### What you have to do:
The entries are to be returned exactly as written.
*** Supplied records Section Begins ***
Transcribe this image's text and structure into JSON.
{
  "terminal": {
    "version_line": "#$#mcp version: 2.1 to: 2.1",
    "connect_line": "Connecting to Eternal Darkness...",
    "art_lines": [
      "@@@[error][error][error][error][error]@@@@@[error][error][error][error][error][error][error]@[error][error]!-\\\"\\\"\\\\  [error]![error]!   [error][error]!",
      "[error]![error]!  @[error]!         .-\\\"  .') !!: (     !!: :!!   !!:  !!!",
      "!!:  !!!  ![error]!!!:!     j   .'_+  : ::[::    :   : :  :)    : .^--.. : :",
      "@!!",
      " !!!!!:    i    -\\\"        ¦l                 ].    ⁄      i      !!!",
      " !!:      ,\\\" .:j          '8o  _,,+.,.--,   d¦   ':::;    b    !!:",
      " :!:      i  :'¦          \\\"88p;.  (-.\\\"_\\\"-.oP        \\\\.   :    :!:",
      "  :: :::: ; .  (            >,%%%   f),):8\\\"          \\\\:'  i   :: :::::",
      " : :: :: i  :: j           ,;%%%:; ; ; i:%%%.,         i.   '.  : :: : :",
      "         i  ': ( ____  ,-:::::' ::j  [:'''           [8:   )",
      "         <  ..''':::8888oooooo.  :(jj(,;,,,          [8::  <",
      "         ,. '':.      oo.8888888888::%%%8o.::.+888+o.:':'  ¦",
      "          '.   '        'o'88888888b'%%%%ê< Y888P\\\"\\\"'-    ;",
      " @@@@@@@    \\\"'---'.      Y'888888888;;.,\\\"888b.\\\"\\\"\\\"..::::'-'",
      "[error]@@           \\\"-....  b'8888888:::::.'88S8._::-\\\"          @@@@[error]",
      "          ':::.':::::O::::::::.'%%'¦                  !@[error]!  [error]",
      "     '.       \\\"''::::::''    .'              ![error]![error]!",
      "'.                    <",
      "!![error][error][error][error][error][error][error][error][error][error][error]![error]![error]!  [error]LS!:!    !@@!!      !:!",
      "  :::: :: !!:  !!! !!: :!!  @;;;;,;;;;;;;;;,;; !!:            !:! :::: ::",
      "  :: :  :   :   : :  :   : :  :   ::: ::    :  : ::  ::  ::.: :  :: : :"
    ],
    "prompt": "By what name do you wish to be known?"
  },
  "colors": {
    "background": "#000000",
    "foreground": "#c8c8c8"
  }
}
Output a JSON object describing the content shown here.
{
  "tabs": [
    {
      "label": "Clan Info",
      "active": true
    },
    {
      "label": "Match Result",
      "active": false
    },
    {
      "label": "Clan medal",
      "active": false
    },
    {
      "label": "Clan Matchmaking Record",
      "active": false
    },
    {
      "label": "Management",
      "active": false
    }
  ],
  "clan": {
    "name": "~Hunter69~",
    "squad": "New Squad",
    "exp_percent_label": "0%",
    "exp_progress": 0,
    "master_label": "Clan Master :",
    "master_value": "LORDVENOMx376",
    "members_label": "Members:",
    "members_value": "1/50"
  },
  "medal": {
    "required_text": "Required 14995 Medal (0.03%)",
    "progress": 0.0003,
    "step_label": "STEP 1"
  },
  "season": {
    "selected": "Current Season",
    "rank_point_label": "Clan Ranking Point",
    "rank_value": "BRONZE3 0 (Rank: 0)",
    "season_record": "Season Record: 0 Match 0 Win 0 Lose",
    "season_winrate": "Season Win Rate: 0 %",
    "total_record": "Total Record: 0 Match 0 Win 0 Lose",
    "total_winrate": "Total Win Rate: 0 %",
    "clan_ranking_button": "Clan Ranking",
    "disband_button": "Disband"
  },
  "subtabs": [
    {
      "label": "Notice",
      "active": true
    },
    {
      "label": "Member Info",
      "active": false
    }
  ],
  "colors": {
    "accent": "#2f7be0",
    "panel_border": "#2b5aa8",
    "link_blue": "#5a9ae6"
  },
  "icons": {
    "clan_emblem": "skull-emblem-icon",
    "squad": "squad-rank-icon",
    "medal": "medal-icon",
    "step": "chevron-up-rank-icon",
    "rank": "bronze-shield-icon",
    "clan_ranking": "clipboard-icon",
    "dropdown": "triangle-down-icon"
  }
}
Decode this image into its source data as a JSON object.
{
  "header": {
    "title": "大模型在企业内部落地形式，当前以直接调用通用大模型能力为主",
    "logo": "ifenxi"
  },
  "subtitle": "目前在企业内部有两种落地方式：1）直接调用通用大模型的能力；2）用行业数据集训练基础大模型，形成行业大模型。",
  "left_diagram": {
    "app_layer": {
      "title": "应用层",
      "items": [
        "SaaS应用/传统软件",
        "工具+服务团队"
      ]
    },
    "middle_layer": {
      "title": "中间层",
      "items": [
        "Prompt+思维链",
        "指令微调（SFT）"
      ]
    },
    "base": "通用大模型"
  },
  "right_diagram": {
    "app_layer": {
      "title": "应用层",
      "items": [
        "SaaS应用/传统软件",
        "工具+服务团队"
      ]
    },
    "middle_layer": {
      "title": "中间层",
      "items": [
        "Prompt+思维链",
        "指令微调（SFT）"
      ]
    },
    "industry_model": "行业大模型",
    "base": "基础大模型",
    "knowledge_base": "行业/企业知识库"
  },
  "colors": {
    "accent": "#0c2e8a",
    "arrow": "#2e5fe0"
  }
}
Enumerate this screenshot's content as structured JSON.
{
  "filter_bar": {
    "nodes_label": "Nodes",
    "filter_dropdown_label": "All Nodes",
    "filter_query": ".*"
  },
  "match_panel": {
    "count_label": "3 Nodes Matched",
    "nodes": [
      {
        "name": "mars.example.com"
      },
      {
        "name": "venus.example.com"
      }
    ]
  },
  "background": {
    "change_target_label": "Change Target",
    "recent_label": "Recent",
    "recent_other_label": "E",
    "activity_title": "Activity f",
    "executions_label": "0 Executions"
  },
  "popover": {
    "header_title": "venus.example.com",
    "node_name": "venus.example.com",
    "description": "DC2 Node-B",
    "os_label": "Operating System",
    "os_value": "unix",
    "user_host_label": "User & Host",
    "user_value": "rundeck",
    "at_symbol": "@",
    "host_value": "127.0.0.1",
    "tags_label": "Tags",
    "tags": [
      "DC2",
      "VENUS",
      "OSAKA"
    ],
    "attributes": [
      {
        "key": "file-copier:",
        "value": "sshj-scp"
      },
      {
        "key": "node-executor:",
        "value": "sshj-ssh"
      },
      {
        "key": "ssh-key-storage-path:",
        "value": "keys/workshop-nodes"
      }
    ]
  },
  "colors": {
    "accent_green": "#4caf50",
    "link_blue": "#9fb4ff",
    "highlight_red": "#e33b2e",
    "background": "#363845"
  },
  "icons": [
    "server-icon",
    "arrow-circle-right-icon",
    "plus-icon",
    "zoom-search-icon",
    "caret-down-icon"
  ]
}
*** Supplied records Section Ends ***
### Exercise result:
Transcribe this image's text and structure into JSON.
{
  "terminal": {
    "version_line": "#$#mcp version: 2.1 to: 2.1",
    "connect_line": "Connecting to Eternal Darkness...",
    "art_lines": [
      "@@@[error][error][error][error][error]@@@@@[error][error][error][error][error][error][error]@[error][error]!-\\\"\\\"\\\\  [error]![error]!   [error][error]!",
      "[error]![error]!  @[error]!         .-\\\"  .') !!: (     !!: :!!   !!:  !!!",
      "!!:  !!!  ![error]!!!:!     j   .'_+  : ::[::    :   : :  :)    : .^--.. : :",
      "@!!",
      " !!!!!:    i    -\\\"        ¦l                 ].    ⁄      i      !!!",
      " !!:      ,\\\" .:j          '8o  _,,+.,.--,   d¦   ':::;    b    !!:",
      " :!:      i  :'¦          \\\"88p;.  (-.\\\"_\\\"-.oP        \\\\.   :    :!:",
      "  :: :::: ; .  (            >,%%%   f),):8\\\"          \\\\:'  i   :: :::::",
      " : :: :: i  :: j           ,;%%%:; ; ; i:%%%.,         i.   '.  : :: : :",
      "         i  ': ( ____  ,-:::::' ::j  [:'''           [8:   )",
      "         <  ..''':::8888oooooo.  :(jj(,;,,,          [8::  <",
      "         ,. '':.      oo.8888888888::%%%8o.::.+888+o.:':'  ¦",
      "          '.   '        'o'88888888b'%%%%ê< Y888P\\\"\\\"'-    ;",
      " @@@@@@@    \\\"'---'.      Y'888888888;;.,\\\"888b.\\\"\\\"\\\"..::::'-'",
      "[error]@@           \\\"-....  b'8888888:::::.'88S8._::-\\\"          @@@@[error]",
      "          ':::.':::::O::::::::.'%%'¦                  !@[error]!  [error]",
      "     '.       \\\"''::::::''    .'              ![error]![error]!",
      "'.                    <",
      "!![error][error][error][error][error][error][error][error][error][error][error]![error]![error]!  [error]LS!:!    !@@!!      !:!",
      "  :::: :: !!:  !!! !!: :!!  @;;;;,;;;;;;;;;,;; !!:            !:! :::: ::",
      "  :: :  :   :   : :  :   : :  :   ::: ::    :  : ::  ::  ::.: :  :: : :"
    ],
    "prompt": "By what name do you wish to be known?"
  },
  "colors": {
    "background": "#000000",
    "foreground": "#c8c8c8"
  }
}
Output a JSON object describing the content shown here.
{
  "tabs": [
    {
      "label": "Clan Info",
      "active": true
    },
    {
      "label": "Match Result",
      "active": false
    },
    {
      "label": "Clan medal",
      "active": false
    },
    {
      "label": "Clan Matchmaking Record",
      "active": false
    },
    {
      "label": "Management",
      "active": false
    }
  ],
  "clan": {
    "name": "~Hunter69~",
    "squad": "New Squad",
    "exp_percent_label": "0%",
    "exp_progress": 0,
    "master_label": "Clan Master :",
    "master_value": "LORDVENOMx376",
    "members_label": "Members:",
    "members_value": "1/50"
  },
  "medal": {
    "required_text": "Required 14995 Medal (0.03%)",
    "progress": 0.0003,
    "step_label": "STEP 1"
  },
  "season": {
    "selected": "Current Season",
    "rank_point_label": "Clan Ranking Point",
    "rank_value": "BRONZE3 0 (Rank: 0)",
    "season_record": "Season Record: 0 Match 0 Win 0 Lose",
    "season_winrate": "Season Win Rate: 0 %",
    "total_record": "Total Record: 0 Match 0 Win 0 Lose",
    "total_winrate": "Total Win Rate: 0 %",
    "clan_ranking_button": "Clan Ranking",
    "disband_button": "Disband"
  },
  "subtabs": [
    {
      "label": "Notice",
      "active": true
    },
    {
      "label": "Member Info",
      "active": false
    }
  ],
  "colors": {
    "accent": "#2f7be0",
    "panel_border": "#2b5aa8",
    "link_blue": "#5a9ae6"
  },
  "icons": {
    "clan_emblem": "skull-emblem-icon",
    "squad": "squad-rank-icon",
    "medal": "medal-icon",
    "step": "chevron-up-rank-icon",
    "rank": "bronze-shield-icon",
    "clan_ranking": "clipboard-icon",
    "dropdown": "triangle-down-icon"
  }
}
Decode this image into its source data as a JSON object.
{
  "header": {
    "title": "大模型在企业内部落地形式，当前以直接调用通用大模型能力为主",
    "logo": "ifenxi"
  },
  "subtitle": "目前在企业内部有两种落地方式：1）直接调用通用大模型的能力；2）用行业数据集训练基础大模型，形成行业大模型。",
  "left_diagram": {
    "app_layer": {
      "title": "应用层",
      "items": [
        "SaaS应用/传统软件",
        "工具+服务团队"
      ]
    },
    "middle_layer": {
      "title": "中间层",
      "items": [
        "Prompt+思维链",
        "指令微调（SFT）"
      ]
    },
    "base": "通用大模型"
  },
  "right_diagram": {
    "app_layer": {
      "title": "应用层",
      "items": [
        "SaaS应用/传统软件",
        "工具+服务团队"
      ]
    },
    "middle_layer": {
      "title": "中间层",
      "items": [
        "Prompt+思维链",
        "指令微调（SFT）"
      ]
    },
    "industry_model": "行业大模型",
    "base": "基础大模型",
    "knowledge_base": "行业/企业知识库"
  },
  "colors": {
    "accent": "#0c2e8a",
    "arrow": "#2e5fe0"
  }
}
Enumerate this screenshot's content as structured JSON.
{
  "filter_bar": {
    "nodes_label": "Nodes",
    "filter_dropdown_label": "All Nodes",
    "filter_query": ".*"
  },
  "match_panel": {
    "count_label": "3 Nodes Matched",
    "nodes": [
      {
        "name": "mars.example.com"
      },
      {
        "name": "venus.example.com"
      }
    ]
  },
  "background": {
    "change_target_label": "Change Target",
    "recent_label": "Recent",
    "recent_other_label": "E",
    "activity_title": "Activity f",
    "executions_label": "0 Executions"
  },
  "popover": {
    "header_title": "venus.example.com",
    "node_name": "venus.example.com",
    "description": "DC2 Node-B",
    "os_label": "Operating System",
    "os_value": "unix",
    "user_host_label": "User & Host",
    "user_value": "rundeck",
    "at_symbol": "@",
    "host_value": "127.0.0.1",
    "tags_label": "Tags",
    "tags": [
      "DC2",
      "VENUS",
      "OSAKA"
    ],
    "attributes": [
      {
        "key": "file-copier:",
        "value": "sshj-scp"
      },
      {
        "key": "node-executor:",
        "value": "sshj-ssh"
      },
      {
        "key": "ssh-key-storage-path:",
        "value": "keys/workshop-nodes"
      }
    ]
  },
  "colors": {
    "accent_green": "#4caf50",
    "link_blue": "#9fb4ff",
    "highlight_red": "#e33b2e",
    "background": "#363845"
  },
  "icons": [
    "server-icon",
    "arrow-circle-right-icon",
    "plus-icon",
    "zoom-search-icon",
    "caret-down-icon"
  ]
}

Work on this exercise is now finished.